• Problem details
Records follow. Pull out every line that contains "Species".

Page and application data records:
- Opening Delimiter -
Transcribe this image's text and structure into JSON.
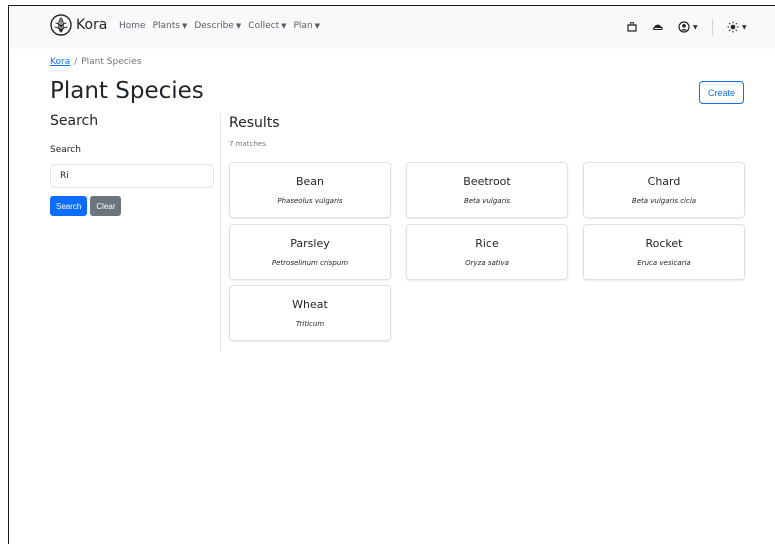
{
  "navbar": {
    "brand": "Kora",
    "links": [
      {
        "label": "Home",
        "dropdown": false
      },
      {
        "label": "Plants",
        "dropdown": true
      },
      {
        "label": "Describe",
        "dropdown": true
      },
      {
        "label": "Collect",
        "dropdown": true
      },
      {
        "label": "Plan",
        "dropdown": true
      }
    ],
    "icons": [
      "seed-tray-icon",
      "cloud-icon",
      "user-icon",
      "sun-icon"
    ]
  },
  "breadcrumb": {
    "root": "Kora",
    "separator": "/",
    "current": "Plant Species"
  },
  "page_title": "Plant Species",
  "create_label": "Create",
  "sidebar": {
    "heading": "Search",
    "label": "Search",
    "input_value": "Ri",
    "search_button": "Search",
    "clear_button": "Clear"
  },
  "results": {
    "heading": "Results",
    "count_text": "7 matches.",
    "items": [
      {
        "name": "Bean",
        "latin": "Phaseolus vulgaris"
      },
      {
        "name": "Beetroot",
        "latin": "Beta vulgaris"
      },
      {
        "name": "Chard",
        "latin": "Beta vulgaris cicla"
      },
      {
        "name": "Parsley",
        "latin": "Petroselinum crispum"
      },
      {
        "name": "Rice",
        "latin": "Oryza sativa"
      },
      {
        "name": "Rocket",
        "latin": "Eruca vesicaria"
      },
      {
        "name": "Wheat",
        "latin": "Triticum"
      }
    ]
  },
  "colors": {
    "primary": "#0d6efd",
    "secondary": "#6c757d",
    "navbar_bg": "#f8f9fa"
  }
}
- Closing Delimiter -
• Finished exercise
    "current": "Plant Species"
  "page_title": "Plant Species",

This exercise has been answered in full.